What I have managed to establish: Greene’s biography, while remaining an immensely valuable piece of scholarship, is missing some twists. In letters, as in poetry, Spencer might have drafted more than she finished or sent off to potential publishers. But that’s an intuition, not a claim I can prove.
Yet the poet’s apparition is a few degrees sharper in my mind’s eye, for whatever that’s worth. More importantly, I have a better grasp of where she lived then, and where I live now. In the early nineteen-sixties, a recurrent feature in The Lynchburg News was “The Confederate Column,” celebrating white southern heritage during the Civil War centennial. I knew about violence and injustice during that era, but somehow I didn’t know this—the daily, ordinary noxiousness of opening the paper every day to idolatry of “heroes” who fought to keep your grandparents enslaved. Amongst the coverage was a photograph of Confederate reenactors gathered around a piece of Lost Cause art on my campus, at Washington and Lee University. Edward Valentine’s statue of recumbent Lee holds a place of honor in Lee Chapel, some yards downhill from the third-floor office where I’m typing.
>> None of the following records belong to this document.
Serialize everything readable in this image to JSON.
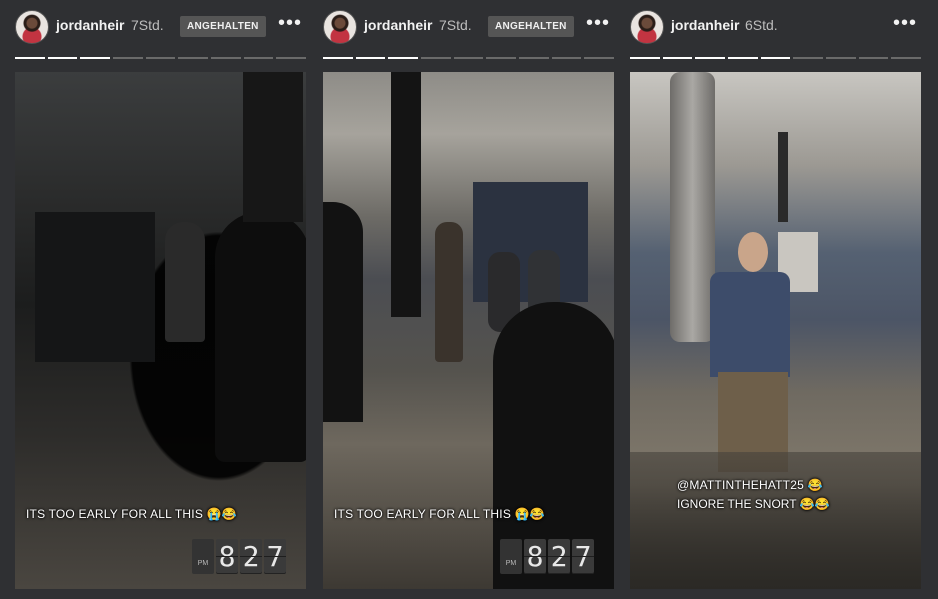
{
  "stories": [
    {
      "username": "jordanheir",
      "time": "7Std.",
      "badge": "ANGEHALTEN",
      "menu": "•••",
      "segments_total": 9,
      "segments_done": 3,
      "caption": "ITS TOO EARLY FOR ALL THIS 😭😂",
      "clock": {
        "ampm": "PM",
        "d1": "8",
        "d2": "2",
        "d3": "7"
      }
    },
    {
      "username": "jordanheir",
      "time": "7Std.",
      "badge": "ANGEHALTEN",
      "menu": "•••",
      "segments_total": 9,
      "segments_done": 3,
      "caption": "ITS TOO EARLY FOR ALL THIS 😭😂",
      "clock": {
        "ampm": "PM",
        "d1": "8",
        "d2": "2",
        "d3": "7"
      }
    },
    {
      "username": "jordanheir",
      "time": "6Std.",
      "menu": "•••",
      "segments_total": 9,
      "segments_done": 5,
      "caption_line1": "@MATTINTHEHATT25 😂",
      "caption_line2": "IGNORE THE SNORT 😂😂"
    }
  ]
}
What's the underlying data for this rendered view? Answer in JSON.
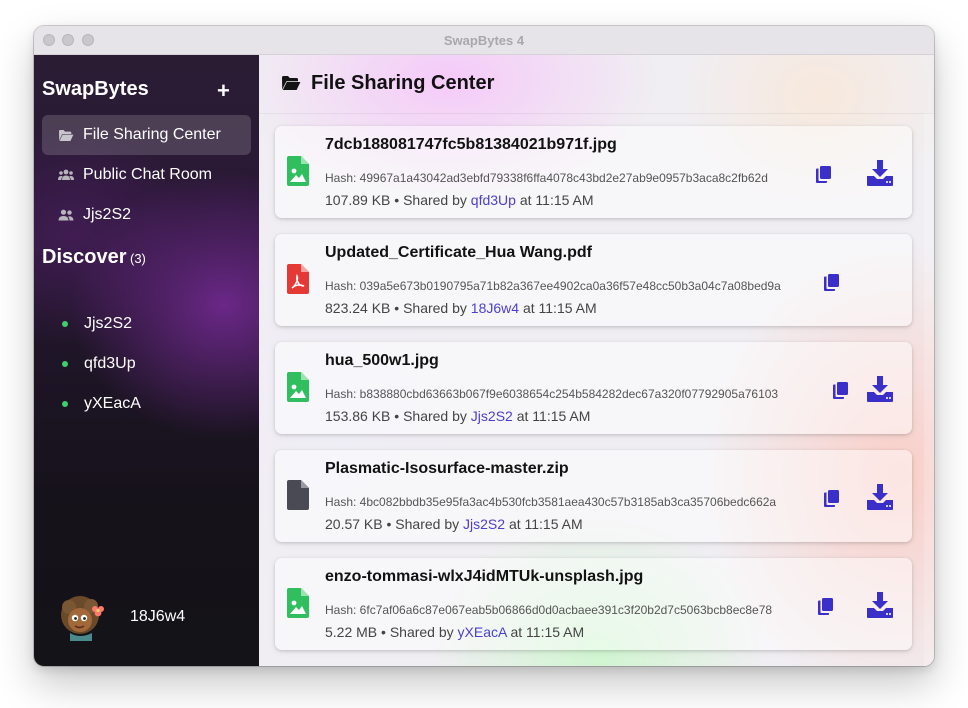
{
  "window": {
    "title": "SwapBytes 4"
  },
  "sidebar": {
    "app_name": "SwapBytes",
    "add_label": "+",
    "items": [
      {
        "label": "File Sharing Center",
        "icon": "folder-open-icon",
        "active": true
      },
      {
        "label": "Public Chat Room",
        "icon": "users-icon",
        "active": false
      },
      {
        "label": "Jjs2S2",
        "icon": "user-group-icon",
        "active": false
      }
    ],
    "discover": {
      "label": "Discover",
      "count": "(3)",
      "peers": [
        {
          "label": "Jjs2S2",
          "status_color": "#3fcf6b"
        },
        {
          "label": "qfd3Up",
          "status_color": "#3fcf6b"
        },
        {
          "label": "yXEacA",
          "status_color": "#3fcf6b"
        }
      ]
    },
    "current_user": {
      "name": "18J6w4",
      "avatar": "cartoon-avatar-icon"
    }
  },
  "main": {
    "title": "File Sharing Center",
    "icon": "folder-open-icon",
    "files": [
      {
        "name": "7dcb188081747fc5b81384021b971f.jpg",
        "type": "image",
        "icon_color": "#2fbf5f",
        "hash": "Hash: 49967a1a43042ad3ebfd79338f6ffa4078c43bd2e27ab9e0957b3aca8c2fb62d",
        "size": "107.89 KB",
        "shared_by_prefix": "• Shared by",
        "user": "qfd3Up",
        "time": "at 11:15 AM",
        "downloadable": true
      },
      {
        "name": "Updated_Certificate_Hua Wang.pdf",
        "type": "pdf",
        "icon_color": "#e53935",
        "hash": "Hash: 039a5e673b0190795a71b82a367ee4902ca0a36f57e48cc50b3a04c7a08bed9a",
        "size": "823.24 KB",
        "shared_by_prefix": "• Shared by",
        "user": "18J6w4",
        "time": "at 11:15 AM",
        "downloadable": false
      },
      {
        "name": "hua_500w1.jpg",
        "type": "image",
        "icon_color": "#2fbf5f",
        "hash": "Hash: b838880cbd63663b067f9e6038654c254b584282dec67a320f07792905a76103",
        "size": "153.86 KB",
        "shared_by_prefix": "• Shared by",
        "user": "Jjs2S2",
        "time": "at 11:15 AM",
        "downloadable": true
      },
      {
        "name": "Plasmatic-Isosurface-master.zip",
        "type": "generic",
        "icon_color": "#4a4a55",
        "hash": "Hash: 4bc082bbdb35e95fa3ac4b530fcb3581aea430c57b3185ab3ca35706bedc662a",
        "size": "20.57 KB",
        "shared_by_prefix": "• Shared by",
        "user": "Jjs2S2",
        "time": "at 11:15 AM",
        "downloadable": true
      },
      {
        "name": "enzo-tommasi-wlxJ4idMTUk-unsplash.jpg",
        "type": "image",
        "icon_color": "#2fbf5f",
        "hash": "Hash: 6fc7af06a6c87e067eab5b06866d0d0acbaee391c3f20b2d7c5063bcb8ec8e78",
        "size": "5.22 MB",
        "shared_by_prefix": "• Shared by",
        "user": "yXEacA",
        "time": "at 11:15 AM",
        "downloadable": true
      }
    ],
    "copy_icon": "copy-icon",
    "download_icon": "download-icon",
    "accent": "#3b2fc9"
  }
}
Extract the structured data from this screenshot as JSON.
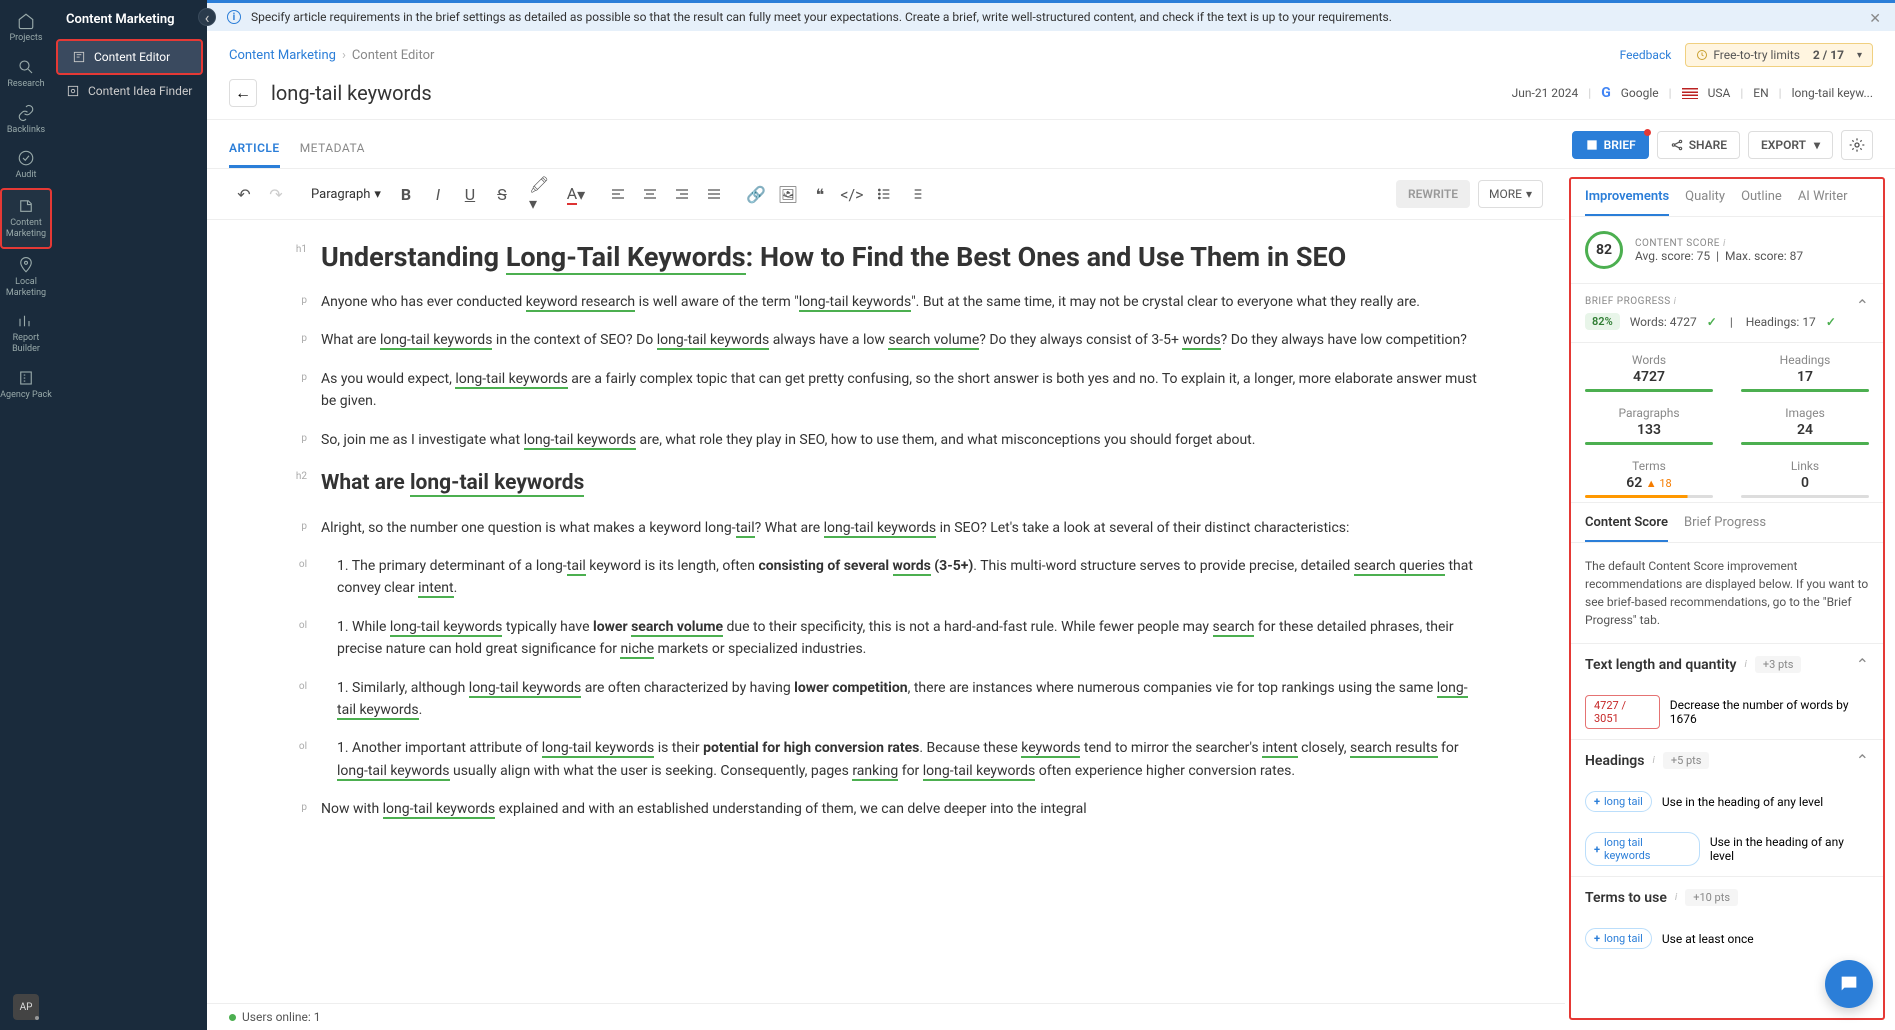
{
  "leftRail": [
    {
      "icon": "home",
      "label": "Projects"
    },
    {
      "icon": "search",
      "label": "Research"
    },
    {
      "icon": "link",
      "label": "Backlinks"
    },
    {
      "icon": "check",
      "label": "Audit"
    },
    {
      "icon": "edit",
      "label": "Content Marketing",
      "active": true
    },
    {
      "icon": "pin",
      "label": "Local Marketing"
    },
    {
      "icon": "chart",
      "label": "Report Builder"
    },
    {
      "icon": "building",
      "label": "Agency Pack"
    }
  ],
  "avatar": "AP",
  "sidePanel": {
    "title": "Content Marketing",
    "items": [
      {
        "label": "Content Editor",
        "active": true
      },
      {
        "label": "Content Idea Finder",
        "active": false
      }
    ]
  },
  "infoBar": "Specify article requirements in the brief settings as detailed as possible so that the result can fully meet your expectations. Create a brief, write well-structured content, and check if the text is up to your requirements.",
  "breadcrumbs": [
    "Content Marketing",
    "Content Editor"
  ],
  "feedback": "Feedback",
  "freeTry": {
    "text": "Free-to-try limits",
    "val": "2 / 17"
  },
  "title": "long-tail keywords",
  "titleMeta": {
    "date": "Jun-21 2024",
    "engine": "Google",
    "country": "USA",
    "lang": "EN",
    "kw": "long-tail keyw..."
  },
  "tabs": [
    "ARTICLE",
    "METADATA"
  ],
  "actions": {
    "brief": "BRIEF",
    "share": "SHARE",
    "export": "EXPORT"
  },
  "toolbar": {
    "para": "Paragraph",
    "rewrite": "REWRITE",
    "more": "MORE"
  },
  "article": {
    "h1": "Understanding Long-Tail Keywords: How to Find the Best Ones and Use Them in SEO",
    "p1": "Anyone who has ever conducted keyword research is well aware of the term \"long-tail keywords\". But at the same time, it may not be crystal clear to everyone what they really are.",
    "p2": "What are long-tail keywords in the context of SEO? Do long-tail keywords always have a low search volume? Do they always consist of 3-5+ words? Do they always have low competition?",
    "p3": "As you would expect, long-tail keywords are a fairly complex topic that can get pretty confusing, so the short answer is both yes and no. To explain it, a longer, more elaborate answer must be given.",
    "p4": "So, join me as I investigate what long-tail keywords are, what role they play in SEO, how to use them, and what misconceptions you should forget about.",
    "h2": "What are long-tail keywords",
    "p5": "Alright, so the number one question is what makes a keyword long-tail? What are long-tail keywords in SEO? Let's take a look at several of their distinct characteristics:",
    "ol1": "The primary determinant of a long-tail keyword is its length, often consisting of several words (3-5+). This multi-word structure serves to provide precise, detailed search queries that convey clear intent.",
    "ol2": "While long-tail keywords typically have lower search volume due to their specificity, this is not a hard-and-fast rule. While fewer people may search for these detailed phrases, their precise nature can hold great significance for niche markets or specialized industries.",
    "ol3": "Similarly, although long-tail keywords are often characterized by having lower competition, there are instances where numerous companies vie for top rankings using the same long-tail keywords.",
    "ol4": "Another important attribute of long-tail keywords is their potential for high conversion rates. Because these keywords tend to mirror the searcher's intent closely, search results for long-tail keywords usually align with what the user is seeking. Consequently, pages ranking for long-tail keywords often experience higher conversion rates.",
    "p6": "Now with long-tail keywords explained and with an established understanding of them, we can delve deeper into the integral"
  },
  "usersOnline": "Users online: 1",
  "rightPanel": {
    "tabs": [
      "Improvements",
      "Quality",
      "Outline",
      "AI Writer"
    ],
    "score": {
      "label": "CONTENT SCORE",
      "val": "82",
      "avg": "Avg. score: 75",
      "max": "Max. score: 87"
    },
    "brief": {
      "label": "BRIEF PROGRESS",
      "pct": "82%",
      "words": "Words: 4727",
      "headings": "Headings: 17"
    },
    "metrics": [
      {
        "name": "Words",
        "val": "4727",
        "bar": "green"
      },
      {
        "name": "Headings",
        "val": "17",
        "bar": "green"
      },
      {
        "name": "Paragraphs",
        "val": "133",
        "bar": "green"
      },
      {
        "name": "Images",
        "val": "24",
        "bar": "green"
      },
      {
        "name": "Terms",
        "val": "62",
        "warn": "▲ 18",
        "bar": "orange"
      },
      {
        "name": "Links",
        "val": "0",
        "bar": "grey"
      }
    ],
    "subTabs": [
      "Content Score",
      "Brief Progress"
    ],
    "recText": "The default Content Score improvement recommendations are displayed below. If you want to see brief-based recommendations, go to the \"Brief Progress\" tab.",
    "textLength": {
      "title": "Text length and quantity",
      "pts": "+3 pts",
      "pill": "4727 / 3051",
      "msg": "Decrease the number of words by 1676"
    },
    "headings": {
      "title": "Headings",
      "pts": "+5 pts",
      "items": [
        {
          "pill": "long tail",
          "msg": "Use in the heading of any level"
        },
        {
          "pill": "long tail keywords",
          "msg": "Use in the heading of any level"
        }
      ]
    },
    "terms": {
      "title": "Terms to use",
      "pts": "+10 pts",
      "items": [
        {
          "pill": "long tail",
          "msg": "Use at least once"
        }
      ]
    }
  }
}
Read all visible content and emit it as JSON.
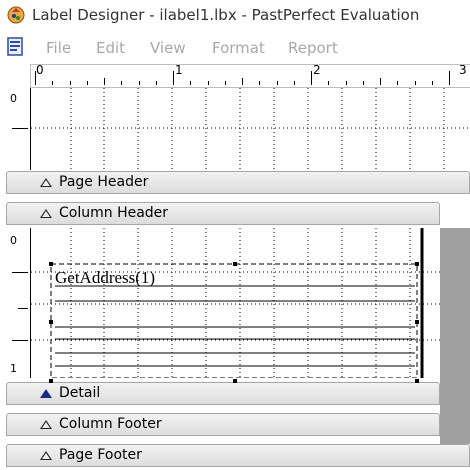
{
  "window": {
    "title": "Label Designer - ilabel1.lbx - PastPerfect Evaluation"
  },
  "menu": {
    "items": [
      "File",
      "Edit",
      "View",
      "Format",
      "Report"
    ]
  },
  "ruler": {
    "labels": [
      "0",
      "1",
      "2",
      "3"
    ]
  },
  "vertical_ruler": {
    "top_label": "0",
    "detail_labels": [
      "0",
      "1"
    ]
  },
  "bands": {
    "page_header": "Page Header",
    "column_header": "Column Header",
    "detail": "Detail",
    "column_footer": "Column Footer",
    "page_footer": "Page Footer"
  },
  "detail_field": {
    "expression": "GetAddress(1)"
  },
  "icons": {
    "app": "label-designer-app-icon",
    "menu": "document-menu-icon"
  }
}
Spencer’s Lynchburg, at least, isn’t mysterious.
I have devoted my life to telling plausible stories about absences, so continuing to seek Anne Spencer, without especial hope of answers, is fine by me. I like to imagine frustration might even be her gift to me; it would be in character for the troublemaking, generous spirit I’ve conjured. The whirring microfilm readers might not reveal everything I hoped to learn about one activist poet, after all, but they do restore my attention to urgent silences at home.
 J. Lee Green, Time’s Unfading Garden: Anne Spencer’s Life and Poetry (Baton Rouge: Louisiana State University Press, 1977), 87.